Financial Woes For Riverdale Congregation
search

Financial Woes For Riverdale Congregation

Editor & Publisher of The NY Jewish Week.

The Riverdale Jewish Center, the Modern Orthodox synagogue that recently parted ways with Rabbi Jonathan Rosenblatt over his unusual behavior with young men, is in financial crisis.

A message this week from the executive committee of the congregation to the membership said “the undisputable fact is that the operating account is completely depleted.”

It added that “the doors of the RJC remain open only due to the generosity of a few families who have donated approximately $120,000 in new contributions over the last month, allowing us to cover our operating expenses.”

The letter, signed by Tzvi Bar-David, the newly elected president of the congregation, said “we will need $1.2 million in order to reach a net zero in the operating account.”

“Due to circumstances in the last year, the RJC did not actively engage in many of its regular fundraisers,” the letter noted, referring to the controversy over Rabbi Rosenblatt (no relation to this writer), who stepped down this past spring from the pulpit he held for more than three decades after many months of internal debate over whether he should be removed or allowed to stay.
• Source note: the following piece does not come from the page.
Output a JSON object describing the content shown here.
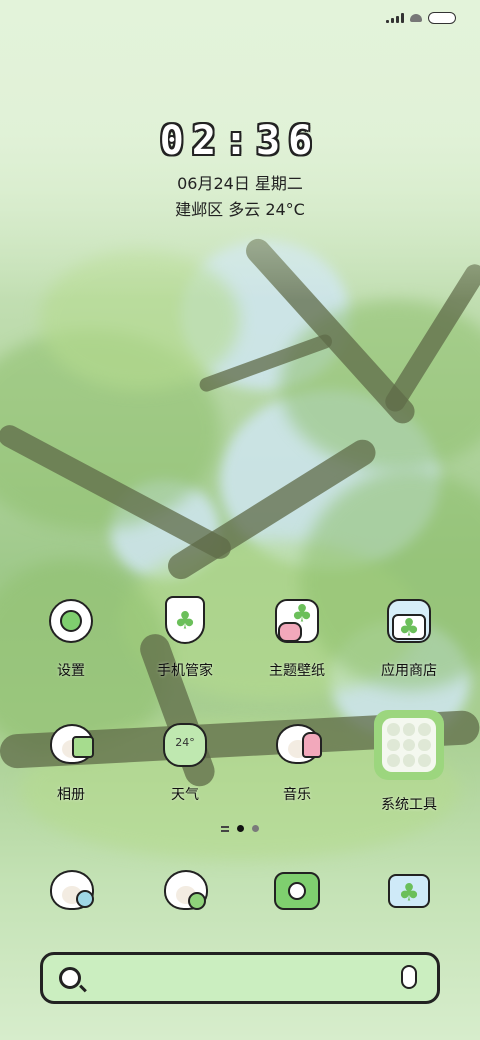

The controversy was precipitated by a New York Times article in May 2015 about the rabbi’s unusual practice of showering and sitting in the sauna with boys, and later, young men, after playing racquetball with them.

His contract was converted into a retirement package, with payments spread out over time until 2032. The house he and his family have been living in, owned by the shul and valued at approximately $800,000, was given over to him. In all, the cost to the congregation of replacing the final years and obligations of Rabbi Rosenblatt’s contract, which was to end in August 2018, is between $2.1 and $2.2 million, Meyer Koplow, the rabbi’s attorney, told The Jewish Week last March.

He added that Rabbi Rosenblatt’s decision to step down was motivated by a desire for the congregation “to be able to grow and heal.”

That wish appears premature at the moment.

Some members of the congregation again are questioning what they consider to have been an overly generous package for the rabbi, and blaming it as the primary reason for RJC’s financial problems. Another key factor is that a sizeable number of families left the congregation over the rabbi’s behavior and the synagogue leadership’s response to the situation, which critics describe as inept. The families helped found a breakaway service, The Riverdale Minyan, which meets each Shabbat three blocks away at the Riverdale Temple, a Reform synagogue.

The annual rental fee is believed to be about $250,000, primarily coming from about a dozen active participants, including some who used to be major contributors to the RJC.

Despite attempts by RJC leadership to lure the former members back, the group recently voted to continue attending their own minyan, at least for now. “We want to see who the new rabbi will be and what direction the new lay leaders of RJC are taking,” one member of the minyan explained.

He and others interviewed, who preferred anonymity due to the sensitivity of the situation, gave the Bar-David letter high marks for its candor and financial transparency.

“That’s the kind of approach that could help bring us back,” the man said.

The RJC is in the early stages of deciding on a successor for Rabbi Rosenblatt, whose new post, working as a counselor at a suburban New York health center, has raised eyebrows in his community.

According to the website of Scarsdale Integrative Medicine, the rabbi is providing spiritual and psychological counseling at the Westchester practice. The website said he “recently retired” from the rabbinate but does not indicate why.

Gary@jewishweek.org

read more:
comments